The second problem to my mind with an over the top response or even a “That’s none of your business” or “that’s private” response is that it implies something dark and secretive and likely bad. That may be the truth, but even if it were true, I wouldn’t want to leave that impression.
How to Respond to Nose Questions in Adoption
I think we need an array of responses in our back pocket that we can use depending on the circumstances. Not every job requires a hammer, and not every statement require a pithy put-em-in-their-place response.
I sometimes use the “why do you ask” approach or the “I dunno” approach suggested by Nia Valdaros, but I usually prefer to either answer generally and vaguely or to answer educationally and then change the subject.
Ex. Was he taken away or did his birth mother give him away?
1 option–Me: His mom made a very difficult decision that she wasn’t in the best position to raise him. Can you believe the weather we are having??
2 option–Me: There are so many variations in adoption, and we are just so happy to have this little fellow in our lives. Great cheese dip. Who made it?
95% of the time those type of responses shuts down further questions, and I think sends the message that this is a subject that is not up for public consumption. It does so in a way that allows the questioner to maintain their dignity and gives me the best odds that they will internalize the lesson.
What If They Keep Pushing for More Info
If someone continues to press for details or continues to ask intrusive questions after I have tried to shut them down in a face-saving way, I would say something along the lines of:
“I don’t feel comfortable sharing personal information with you”
“The details of adoption are kind of like weight and sex–not appropriate for casual conversations.”
I should add that in all my years of being an adoptive parent, I have only had someone go further on maybe 1 or 2 occasions.
If I believe that the person is trying to hurt me or my kid, then I would have no problem with a “shut the heck up” type of response to put them in their place. That has, however, never happened to me.
Different Strokes for Different Folks
Some people have the gift for saying things in a way that people can hear. They can contradict and say things that people don’t want to hear and not make people defensive and allows them to truly hear the underlying message. Others are so hell bent on making their point that they don’t care whether anyone hears the point. They believe that they are just speaking their truth, and it’s not their responsibility to educated the world or even one listener.
There are times in my personal life when I have been both of these speakers, and both approaches have validity.
I also think basic personality of both the speaker and the listener plays a role as well. Some people are more comfortable with confrontation and a more in-your-face approach.
What’s your approach to overly personal or downright nosy questions involving adoption?
Other Creating a Family resources you will enjoy:

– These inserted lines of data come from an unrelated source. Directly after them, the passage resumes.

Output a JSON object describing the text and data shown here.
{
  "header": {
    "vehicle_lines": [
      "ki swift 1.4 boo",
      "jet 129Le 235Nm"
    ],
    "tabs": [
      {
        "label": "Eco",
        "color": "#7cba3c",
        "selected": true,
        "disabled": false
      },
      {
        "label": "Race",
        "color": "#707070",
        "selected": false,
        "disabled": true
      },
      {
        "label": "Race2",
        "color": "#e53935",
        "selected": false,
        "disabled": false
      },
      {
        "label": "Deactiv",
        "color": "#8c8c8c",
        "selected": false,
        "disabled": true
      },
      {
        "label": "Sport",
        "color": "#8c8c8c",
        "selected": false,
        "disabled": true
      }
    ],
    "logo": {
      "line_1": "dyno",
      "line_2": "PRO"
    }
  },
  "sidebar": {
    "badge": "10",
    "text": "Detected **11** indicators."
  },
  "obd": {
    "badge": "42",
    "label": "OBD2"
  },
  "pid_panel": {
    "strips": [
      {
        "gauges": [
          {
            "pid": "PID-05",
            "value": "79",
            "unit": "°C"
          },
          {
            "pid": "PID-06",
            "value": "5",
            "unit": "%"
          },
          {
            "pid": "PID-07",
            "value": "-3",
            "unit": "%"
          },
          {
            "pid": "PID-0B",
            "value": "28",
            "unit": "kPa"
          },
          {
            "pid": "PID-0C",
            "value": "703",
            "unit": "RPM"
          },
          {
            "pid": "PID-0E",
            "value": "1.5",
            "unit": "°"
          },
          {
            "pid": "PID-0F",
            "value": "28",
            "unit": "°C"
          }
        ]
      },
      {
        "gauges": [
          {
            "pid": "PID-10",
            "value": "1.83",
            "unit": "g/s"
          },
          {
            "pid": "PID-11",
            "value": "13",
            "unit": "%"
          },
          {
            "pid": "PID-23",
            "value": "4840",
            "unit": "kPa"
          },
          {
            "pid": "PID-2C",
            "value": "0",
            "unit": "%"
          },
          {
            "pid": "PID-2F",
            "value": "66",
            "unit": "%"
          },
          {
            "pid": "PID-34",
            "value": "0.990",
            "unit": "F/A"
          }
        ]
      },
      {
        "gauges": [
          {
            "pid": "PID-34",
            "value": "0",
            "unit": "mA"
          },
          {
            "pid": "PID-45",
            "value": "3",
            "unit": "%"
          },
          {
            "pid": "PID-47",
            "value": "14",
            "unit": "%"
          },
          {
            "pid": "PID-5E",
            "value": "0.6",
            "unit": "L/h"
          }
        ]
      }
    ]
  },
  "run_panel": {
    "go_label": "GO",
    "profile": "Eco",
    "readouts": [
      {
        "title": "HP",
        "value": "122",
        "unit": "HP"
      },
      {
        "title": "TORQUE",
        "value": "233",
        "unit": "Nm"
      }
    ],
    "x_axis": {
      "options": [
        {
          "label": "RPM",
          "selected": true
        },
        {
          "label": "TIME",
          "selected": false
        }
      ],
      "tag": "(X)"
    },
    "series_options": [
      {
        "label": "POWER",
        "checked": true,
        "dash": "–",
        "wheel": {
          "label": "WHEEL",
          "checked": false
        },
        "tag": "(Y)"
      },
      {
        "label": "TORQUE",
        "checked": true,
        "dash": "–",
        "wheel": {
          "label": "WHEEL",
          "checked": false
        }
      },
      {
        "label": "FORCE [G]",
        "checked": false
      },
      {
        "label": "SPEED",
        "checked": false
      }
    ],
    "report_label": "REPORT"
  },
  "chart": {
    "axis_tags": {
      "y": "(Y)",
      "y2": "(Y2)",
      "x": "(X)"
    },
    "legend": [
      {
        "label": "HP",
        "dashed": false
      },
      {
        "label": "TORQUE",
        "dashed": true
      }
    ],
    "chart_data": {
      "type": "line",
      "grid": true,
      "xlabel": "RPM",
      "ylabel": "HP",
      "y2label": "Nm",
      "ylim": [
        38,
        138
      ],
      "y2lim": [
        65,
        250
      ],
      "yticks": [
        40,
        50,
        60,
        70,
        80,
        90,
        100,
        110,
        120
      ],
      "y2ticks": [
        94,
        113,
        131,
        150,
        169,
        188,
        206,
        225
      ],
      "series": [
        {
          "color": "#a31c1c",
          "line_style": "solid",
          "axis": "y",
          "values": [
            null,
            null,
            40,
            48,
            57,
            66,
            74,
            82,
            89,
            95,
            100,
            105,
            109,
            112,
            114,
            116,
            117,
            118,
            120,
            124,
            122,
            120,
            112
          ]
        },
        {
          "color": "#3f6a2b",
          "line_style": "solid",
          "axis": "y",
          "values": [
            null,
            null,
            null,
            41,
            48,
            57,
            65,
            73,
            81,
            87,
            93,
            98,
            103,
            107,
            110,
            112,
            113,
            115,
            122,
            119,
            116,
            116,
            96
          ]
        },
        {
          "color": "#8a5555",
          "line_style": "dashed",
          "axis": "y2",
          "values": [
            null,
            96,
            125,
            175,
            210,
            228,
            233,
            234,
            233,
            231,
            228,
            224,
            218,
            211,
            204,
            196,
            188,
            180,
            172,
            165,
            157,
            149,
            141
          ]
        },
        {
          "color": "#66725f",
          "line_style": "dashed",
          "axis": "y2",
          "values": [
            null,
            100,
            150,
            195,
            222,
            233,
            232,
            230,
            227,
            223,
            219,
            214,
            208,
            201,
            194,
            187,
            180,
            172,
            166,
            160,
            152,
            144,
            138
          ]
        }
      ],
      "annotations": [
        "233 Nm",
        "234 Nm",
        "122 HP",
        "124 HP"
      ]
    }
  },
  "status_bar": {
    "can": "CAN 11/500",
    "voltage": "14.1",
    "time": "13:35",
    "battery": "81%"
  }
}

- Whose Story is it To Tell–Oversharing in Adoption
- 7 Tips for Adoptive Parents at the Beginning of School Year
- Best Advice Ever: Raising a Proud Emotionally Healthy Black Child
- A Family with 22 Kids- Realities of Mega-Adoptive Families
Image credit: Kristin Schmit